What? Talk about deflection! Those “environmentalists” are objecting to giving money to farmers for cleaning up the pollution coming from those farmers’ operations. Tax the fossil fuel fertilizers. Reform drainage districts. Look to Nebraska or Minnesota for watershed district templates. You on mainstreet Carroll Iowa, you take care of your own pollution too, as should the farmers take care of their own. Signed, a farm owner from Ida County.
Those who want no tax dollars going toward rural pollutions reduction assistance ought not to be tripping the levers in the restroom as the treatment works for that waste was heavily subsidized.
I have made several attempts to get a residential waste water recycling program going in the city I live in. Other than the toilet water we could easily and affordably recycle all of our other water consumption and it could be utilized for washing our vehicles, buildings, clothes, floors, watering lawns and gardens. The city opposes the suggestion because the reduced water use would severely impact the revenues needed to maintain our water and sewage systems. Economics trumps environmental responsibility and prevents us from making significant impacts with simple changes.
Jim, yes economics often trumps good stewardship regardless of the setting. Thanks for the comment.

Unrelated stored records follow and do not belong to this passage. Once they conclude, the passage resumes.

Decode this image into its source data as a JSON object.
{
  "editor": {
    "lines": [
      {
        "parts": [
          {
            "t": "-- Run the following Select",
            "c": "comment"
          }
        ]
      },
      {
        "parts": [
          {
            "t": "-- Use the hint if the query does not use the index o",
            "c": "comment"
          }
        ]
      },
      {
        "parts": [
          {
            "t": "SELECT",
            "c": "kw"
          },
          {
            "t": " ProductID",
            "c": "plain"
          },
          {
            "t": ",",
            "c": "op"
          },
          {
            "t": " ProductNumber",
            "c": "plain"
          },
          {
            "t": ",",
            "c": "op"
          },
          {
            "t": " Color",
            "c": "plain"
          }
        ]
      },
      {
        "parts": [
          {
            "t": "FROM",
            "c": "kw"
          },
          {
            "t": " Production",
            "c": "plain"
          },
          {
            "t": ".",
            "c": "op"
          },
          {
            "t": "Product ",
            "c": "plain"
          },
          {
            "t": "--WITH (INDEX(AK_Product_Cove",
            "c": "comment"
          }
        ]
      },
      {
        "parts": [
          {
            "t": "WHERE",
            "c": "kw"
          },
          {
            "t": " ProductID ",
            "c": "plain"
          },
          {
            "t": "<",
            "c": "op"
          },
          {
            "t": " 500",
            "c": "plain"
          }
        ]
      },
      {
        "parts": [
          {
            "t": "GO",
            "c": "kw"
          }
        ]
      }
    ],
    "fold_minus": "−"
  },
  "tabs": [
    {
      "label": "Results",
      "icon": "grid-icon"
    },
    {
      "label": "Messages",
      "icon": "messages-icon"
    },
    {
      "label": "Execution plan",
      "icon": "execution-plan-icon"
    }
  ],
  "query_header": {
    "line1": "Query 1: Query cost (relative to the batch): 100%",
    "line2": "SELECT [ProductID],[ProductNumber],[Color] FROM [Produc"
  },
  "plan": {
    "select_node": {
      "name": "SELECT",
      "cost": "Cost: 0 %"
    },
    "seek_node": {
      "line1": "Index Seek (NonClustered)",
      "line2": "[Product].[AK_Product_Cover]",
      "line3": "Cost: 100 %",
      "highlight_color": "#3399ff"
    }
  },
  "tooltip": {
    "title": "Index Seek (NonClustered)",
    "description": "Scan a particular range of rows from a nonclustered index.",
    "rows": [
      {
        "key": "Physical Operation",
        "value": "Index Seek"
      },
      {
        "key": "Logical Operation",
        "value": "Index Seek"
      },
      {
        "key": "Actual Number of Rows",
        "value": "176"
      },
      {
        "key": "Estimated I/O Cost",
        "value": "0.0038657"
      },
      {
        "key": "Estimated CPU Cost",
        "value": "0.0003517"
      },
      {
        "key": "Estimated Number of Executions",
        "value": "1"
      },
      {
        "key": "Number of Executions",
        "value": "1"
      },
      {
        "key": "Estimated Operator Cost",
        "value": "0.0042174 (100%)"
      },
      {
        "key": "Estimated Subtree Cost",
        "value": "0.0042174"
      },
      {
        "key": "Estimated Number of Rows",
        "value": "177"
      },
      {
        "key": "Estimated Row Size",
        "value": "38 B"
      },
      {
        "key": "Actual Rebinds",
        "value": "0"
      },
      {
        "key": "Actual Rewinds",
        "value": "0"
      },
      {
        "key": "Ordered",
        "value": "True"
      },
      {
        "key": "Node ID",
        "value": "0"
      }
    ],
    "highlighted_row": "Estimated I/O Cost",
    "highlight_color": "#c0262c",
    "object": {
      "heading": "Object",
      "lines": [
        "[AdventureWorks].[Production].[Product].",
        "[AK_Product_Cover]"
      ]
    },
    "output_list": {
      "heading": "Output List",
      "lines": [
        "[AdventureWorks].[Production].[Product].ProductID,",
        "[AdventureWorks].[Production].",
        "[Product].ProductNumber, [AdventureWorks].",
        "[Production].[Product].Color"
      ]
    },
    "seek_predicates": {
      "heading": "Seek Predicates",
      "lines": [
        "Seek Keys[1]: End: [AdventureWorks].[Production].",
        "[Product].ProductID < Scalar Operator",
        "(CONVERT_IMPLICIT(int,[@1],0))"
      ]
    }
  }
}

Jim, thank you for pointing that out. There has to be a better way of getting that done.
Another way that residents of Iowa towns and cities could help water quality would be to request strong local ordinances to control soil erosion on development areas, with enough funding and staff for enforcement. That’s especially needed in growth areas like Central Iowa. Alas, it’s usually not hard in spring to find eroding construction sites. The badly-placed low mesh fences that are flattened and buried by avalanches of soil deserve bigger penalties than they often get.
I agree that urban construction zones have significant impacts on water quality. We need better protection for urban areas while they are under construction.